“Open” primaries only serve the short-term interests of unaffiliated voters at the expense of party members who spend time and energy building a fighting organization with a coherent platform and agenda. Should someone who is not a member of a union be allowed to vote for who will be the president of that union? Of course not: a fundamental element of the right to freely assemble is the ability to set reasonable criteria to establish who is a member and who is not.

GPNY welcomes allies from all parties and perspectives in the fight for truly democratic reforms such as:

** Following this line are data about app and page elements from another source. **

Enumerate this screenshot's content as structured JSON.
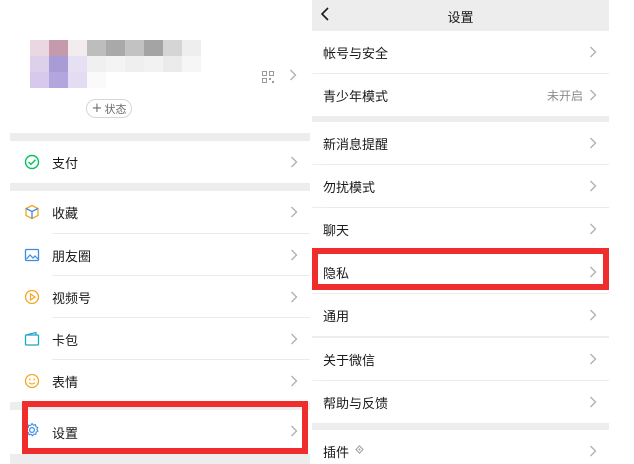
{
  "left": {
    "profile": {
      "status_button_plus": "+",
      "status_button_label": "状态"
    },
    "menu": [
      {
        "label": "支付",
        "icon": "wechat-pay-icon"
      },
      {
        "label": "收藏",
        "icon": "favorites-cube-icon"
      },
      {
        "label": "朋友圈",
        "icon": "moments-photo-icon"
      },
      {
        "label": "视频号",
        "icon": "channels-play-icon"
      },
      {
        "label": "卡包",
        "icon": "card-wallet-icon"
      },
      {
        "label": "表情",
        "icon": "sticker-smile-icon"
      },
      {
        "label": "设置",
        "icon": "gear-icon"
      }
    ]
  },
  "right": {
    "title": "设置",
    "items": [
      {
        "label": "帐号与安全"
      },
      {
        "label": "青少年模式",
        "value": "未开启"
      },
      {
        "label": "新消息提醒"
      },
      {
        "label": "勿扰模式"
      },
      {
        "label": "聊天"
      },
      {
        "label": "隐私"
      },
      {
        "label": "通用"
      },
      {
        "label": "关于微信"
      },
      {
        "label": "帮助与反馈"
      },
      {
        "label": "插件"
      }
    ]
  },
  "colors": {
    "highlight": "#ef2d2d",
    "background_gray": "#ededed",
    "icon_green": "#07c160",
    "icon_blue": "#3a8de0",
    "icon_orange": "#f5a623",
    "icon_teal": "#1aa9c5"
  }
}
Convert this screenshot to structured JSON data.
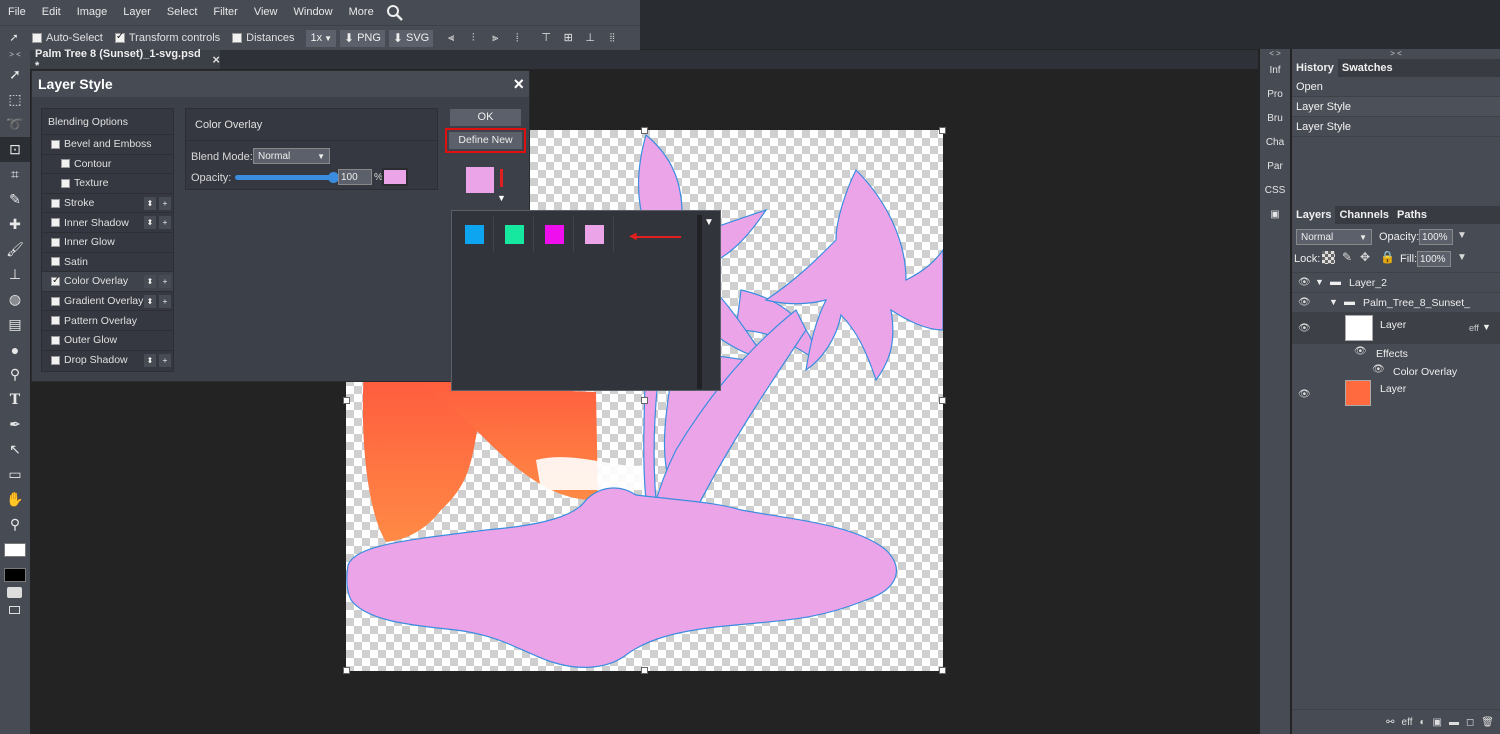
{
  "menu": [
    "File",
    "Edit",
    "Image",
    "Layer",
    "Select",
    "Filter",
    "View",
    "Window",
    "More"
  ],
  "options": {
    "auto_select": "Auto-Select",
    "transform_controls": "Transform controls",
    "distances": "Distances",
    "zoom": "1x",
    "png": "PNG",
    "svg": "SVG"
  },
  "document_tab": {
    "title": "Palm Tree 8 (Sunset)_1-svg.psd *",
    "close": "×"
  },
  "dialog": {
    "title": "Layer Style",
    "close": "×",
    "list_header": "Blending Options",
    "items": [
      {
        "label": "Bevel and Emboss",
        "checked": false
      },
      {
        "label": "Contour",
        "checked": false
      },
      {
        "label": "Texture",
        "checked": false
      },
      {
        "label": "Stroke",
        "checked": false
      },
      {
        "label": "Inner Shadow",
        "checked": false
      },
      {
        "label": "Inner Glow",
        "checked": false
      },
      {
        "label": "Satin",
        "checked": false
      },
      {
        "label": "Color Overlay",
        "checked": true
      },
      {
        "label": "Gradient Overlay",
        "checked": false
      },
      {
        "label": "Pattern Overlay",
        "checked": false
      },
      {
        "label": "Outer Glow",
        "checked": false
      },
      {
        "label": "Drop Shadow",
        "checked": false
      }
    ],
    "settings": {
      "header": "Color Overlay",
      "blend_mode_label": "Blend Mode:",
      "blend_mode_value": "Normal",
      "opacity_label": "Opacity:",
      "opacity_value": "100",
      "opacity_unit": "%",
      "overlay_color": "#eca4e8"
    },
    "ok": "OK",
    "define_new": "Define New"
  },
  "swatch_popup": {
    "swatches": [
      "#0ea5f0",
      "#16e8a0",
      "#ee0eee",
      "#eca4e8"
    ],
    "menu_icon": "▼"
  },
  "right_narrow_tabs": [
    "Inf",
    "Pro",
    "Bru",
    "Cha",
    "Par",
    "CSS"
  ],
  "history": {
    "tabs": [
      "History",
      "Swatches"
    ],
    "items": [
      "Open",
      "Layer Style",
      "Layer Style"
    ]
  },
  "layers": {
    "tabs": [
      "Layers",
      "Channels",
      "Paths"
    ],
    "blend_mode": "Normal",
    "opacity_label": "Opacity:",
    "opacity_value": "100%",
    "lock_label": "Lock:",
    "fill_label": "Fill:",
    "fill_value": "100%",
    "rows": {
      "group1": "Layer_2",
      "group2": "Palm_Tree_8_Sunset_",
      "layer1": "Layer",
      "effects": "Effects",
      "color_overlay": "Color Overlay",
      "layer2": "Layer",
      "eff_badge": "eff"
    }
  },
  "bottom_icons": {
    "eff": "eff"
  }
}
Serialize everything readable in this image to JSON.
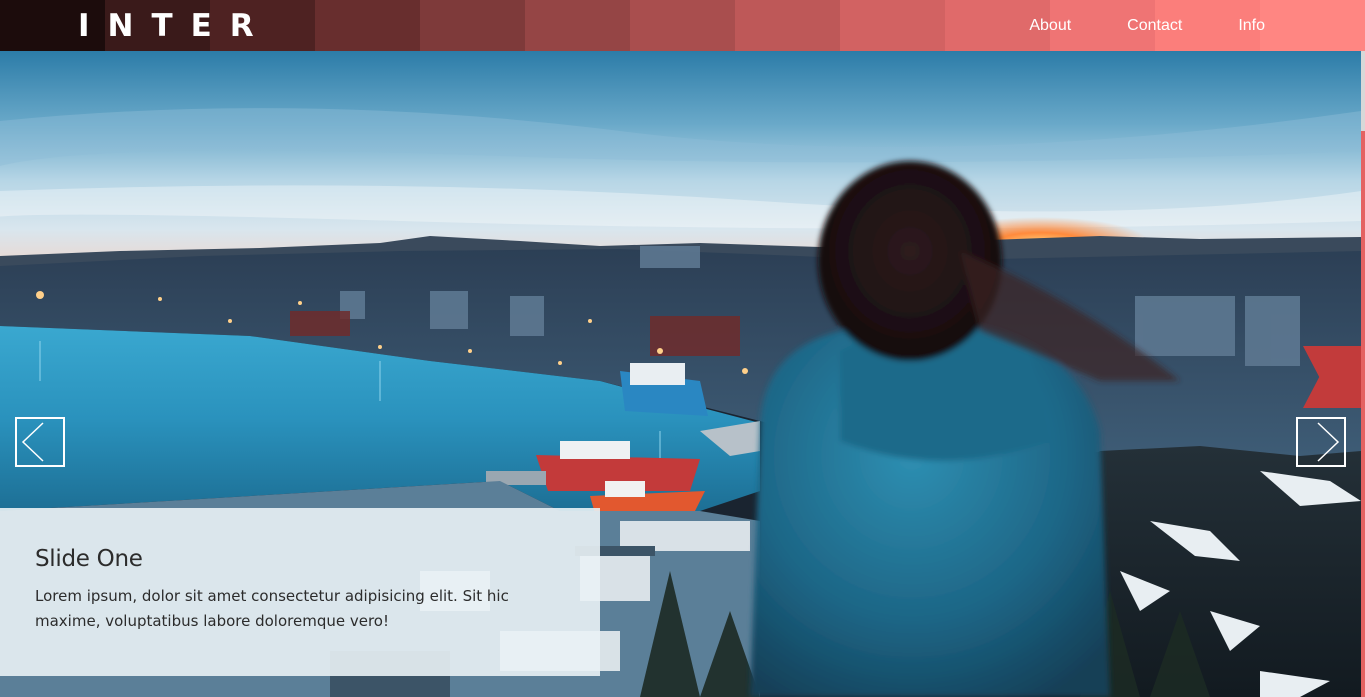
{
  "header": {
    "logo": "INTER",
    "nav": [
      {
        "label": "About"
      },
      {
        "label": "Contact"
      },
      {
        "label": "Info"
      }
    ]
  },
  "slider": {
    "current_slide": {
      "title": "Slide One",
      "text": "Lorem ipsum, dolor sit amet consectetur adipisicing elit. Sit hic maxime, voluptatibus labore doloremque vero!"
    },
    "prev_icon": "chevron-left-icon",
    "next_icon": "chevron-right-icon"
  },
  "colors": {
    "header_dark": "#1c0c0c",
    "header_light": "#ff8682",
    "accent_red": "#c23b3b",
    "caption_bg": "#e9f2f5"
  }
}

  • End partisan control of the Board of Elections and institute rigorous transparency to banish the patronage, unprofessionalism and incompetence resulting from the current system
  • Same-day voter registration for general elections and eventually move to a more European-style system where citizens of age are automatically registered to vote by default, instead of “opt-in” registration.
  • Move the deadline for party affiliation changes to at least 90 days before the first primary election of the year
  • Eliminate gerrymandering, which allows single-party domination of districts and makes general elections seem perfunctory, by instituting an independent redistricting commission
  • Proportional representation to end the disenfranchisement of voters who support third parties and independent candidates in general elections
  • Eliminate the “Opportunity to Ballot” rule and reform “fusion” voting so that candidates are not incentivised to put their name on as many ballot lines as possible in every election

You want reform? So do we. We must work together to institute real reforms that allow grassroots, democratically-run parties to grow without interference.